» **WHAT IS NEEDED**
Every entry, start to finish, should be printed verbatim without pictures.

» **RECORDS FOR PROCESSING**

• • •

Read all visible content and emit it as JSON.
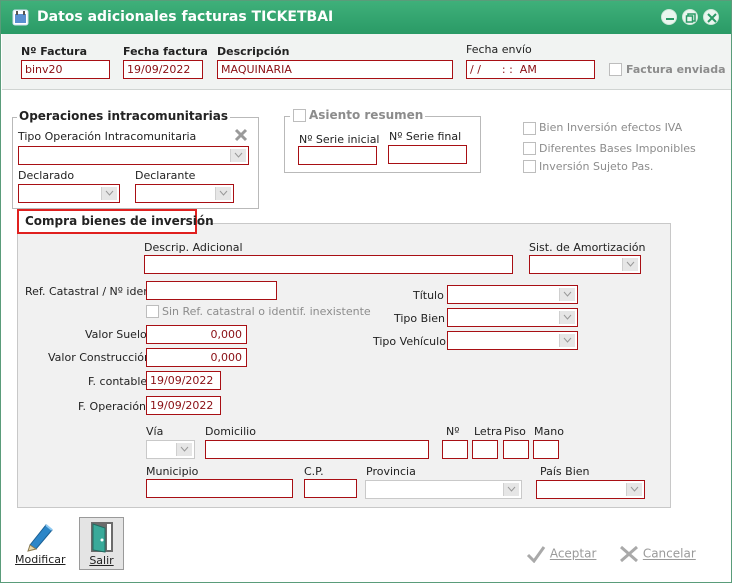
{
  "window": {
    "title": "Datos adicionales facturas TICKETBAI"
  },
  "header": {
    "invoice_label": "Nº Factura",
    "invoice_value": "binv20",
    "date_label": "Fecha factura",
    "date_value": "19/09/2022",
    "desc_label": "Descripción",
    "desc_value": "MAQUINARIA",
    "send_date_label": "Fecha envío",
    "send_date_value": "/ /      : :  AM",
    "sent_label": "Factura enviada"
  },
  "intra": {
    "legend": "Operaciones intracomunitarias",
    "type_label": "Tipo Operación Intracomunitaria",
    "declared_label": "Declarado",
    "declarant_label": "Declarante"
  },
  "asiento": {
    "legend": "Asiento resumen",
    "initial_label": "Nº Serie inicial",
    "final_label": "Nº Serie final"
  },
  "options": {
    "opt1": "Bien Inversión efectos IVA",
    "opt2": "Diferentes Bases Imponibles",
    "opt3": "Inversión Sujeto Pas."
  },
  "compra": {
    "legend": "Compra bienes de inversión",
    "descrip_label": "Descrip. Adicional",
    "amort_label": "Sist. de Amortización",
    "ref_label": "Ref. Catastral / Nº ident.",
    "sin_ref_label": "Sin Ref. catastral o identif. inexistente",
    "titulo_label": "Título",
    "tipo_bien_label": "Tipo Bien",
    "tipo_vehiculo_label": "Tipo Vehículo",
    "valor_suelo_label": "Valor Suelo",
    "valor_suelo": "0,000",
    "valor_const_label": "Valor Construcción",
    "valor_const": "0,000",
    "f_contable_label": "F. contable",
    "f_contable": "19/09/2022",
    "f_operacion_label": "F. Operación",
    "f_operacion": "19/09/2022",
    "via_label": "Vía",
    "domicilio_label": "Domicilio",
    "num_label": "Nº",
    "letra_label": "Letra",
    "piso_label": "Piso",
    "mano_label": "Mano",
    "municipio_label": "Municipio",
    "cp_label": "C.P.",
    "provincia_label": "Provincia",
    "pais_label": "País Bien"
  },
  "toolbar": {
    "modificar": "Modificar",
    "salir": "Salir"
  },
  "actions": {
    "aceptar": "Aceptar",
    "cancelar": "Cancelar"
  },
  "colors": {
    "title_bar": "#2fa56f",
    "field_border": "#a80f14",
    "highlight": "#e0201f"
  }
}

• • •

» **ANSWER TO THE PROBLEM**
Read all visible content and emit it as JSON.
{
  "window": {
    "title": "Datos adicionales facturas TICKETBAI"
  },
  "header": {
    "invoice_label": "Nº Factura",
    "invoice_value": "binv20",
    "date_label": "Fecha factura",
    "date_value": "19/09/2022",
    "desc_label": "Descripción",
    "desc_value": "MAQUINARIA",
    "send_date_label": "Fecha envío",
    "send_date_value": "/ /      : :  AM",
    "sent_label": "Factura enviada"
  },
  "intra": {
    "legend": "Operaciones intracomunitarias",
    "type_label": "Tipo Operación Intracomunitaria",
    "declared_label": "Declarado",
    "declarant_label": "Declarante"
  },
  "asiento": {
    "legend": "Asiento resumen",
    "initial_label": "Nº Serie inicial",
    "final_label": "Nº Serie final"
  },
  "options": {
    "opt1": "Bien Inversión efectos IVA",
    "opt2": "Diferentes Bases Imponibles",
    "opt3": "Inversión Sujeto Pas."
  },
  "compra": {
    "legend": "Compra bienes de inversión",
    "descrip_label": "Descrip. Adicional",
    "amort_label": "Sist. de Amortización",
    "ref_label": "Ref. Catastral / Nº ident.",
    "sin_ref_label": "Sin Ref. catastral o identif. inexistente",
    "titulo_label": "Título",
    "tipo_bien_label": "Tipo Bien",
    "tipo_vehiculo_label": "Tipo Vehículo",
    "valor_suelo_label": "Valor Suelo",
    "valor_suelo": "0,000",
    "valor_const_label": "Valor Construcción",
    "valor_const": "0,000",
    "f_contable_label": "F. contable",
    "f_contable": "19/09/2022",
    "f_operacion_label": "F. Operación",
    "f_operacion": "19/09/2022",
    "via_label": "Vía",
    "domicilio_label": "Domicilio",
    "num_label": "Nº",
    "letra_label": "Letra",
    "piso_label": "Piso",
    "mano_label": "Mano",
    "municipio_label": "Municipio",
    "cp_label": "C.P.",
    "provincia_label": "Provincia",
    "pais_label": "País Bien"
  },
  "toolbar": {
    "modificar": "Modificar",
    "salir": "Salir"
  },
  "actions": {
    "aceptar": "Aceptar",
    "cancelar": "Cancelar"
  },
  "colors": {
    "title_bar": "#2fa56f",
    "field_border": "#a80f14",
    "highlight": "#e0201f"
  }
}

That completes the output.